*What you need to do:*
For this exercise, copy each line of the records that contains the word "novamente".

::: Information :::

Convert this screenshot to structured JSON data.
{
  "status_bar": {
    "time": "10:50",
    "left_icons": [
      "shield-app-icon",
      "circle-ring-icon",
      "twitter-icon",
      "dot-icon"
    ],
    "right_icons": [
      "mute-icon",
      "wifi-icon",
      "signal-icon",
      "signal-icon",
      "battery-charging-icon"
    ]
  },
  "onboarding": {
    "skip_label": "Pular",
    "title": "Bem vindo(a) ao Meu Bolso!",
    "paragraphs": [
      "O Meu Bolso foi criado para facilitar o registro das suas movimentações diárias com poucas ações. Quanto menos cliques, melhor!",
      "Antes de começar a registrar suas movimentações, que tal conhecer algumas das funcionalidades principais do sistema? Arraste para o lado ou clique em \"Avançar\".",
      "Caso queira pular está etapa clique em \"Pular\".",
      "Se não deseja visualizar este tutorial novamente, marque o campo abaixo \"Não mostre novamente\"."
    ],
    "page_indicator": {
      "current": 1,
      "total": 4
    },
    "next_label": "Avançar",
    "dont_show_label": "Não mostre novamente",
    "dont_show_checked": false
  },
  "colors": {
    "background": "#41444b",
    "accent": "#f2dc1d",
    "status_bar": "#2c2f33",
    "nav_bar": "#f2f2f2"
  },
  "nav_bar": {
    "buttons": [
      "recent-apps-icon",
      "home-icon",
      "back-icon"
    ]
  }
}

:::

*Written solution:*
      "Se não deseja visualizar este tutorial novamente, marque o campo abaixo \"Não mostre novamente\"."
    "dont_show_label": "Não mostre novamente",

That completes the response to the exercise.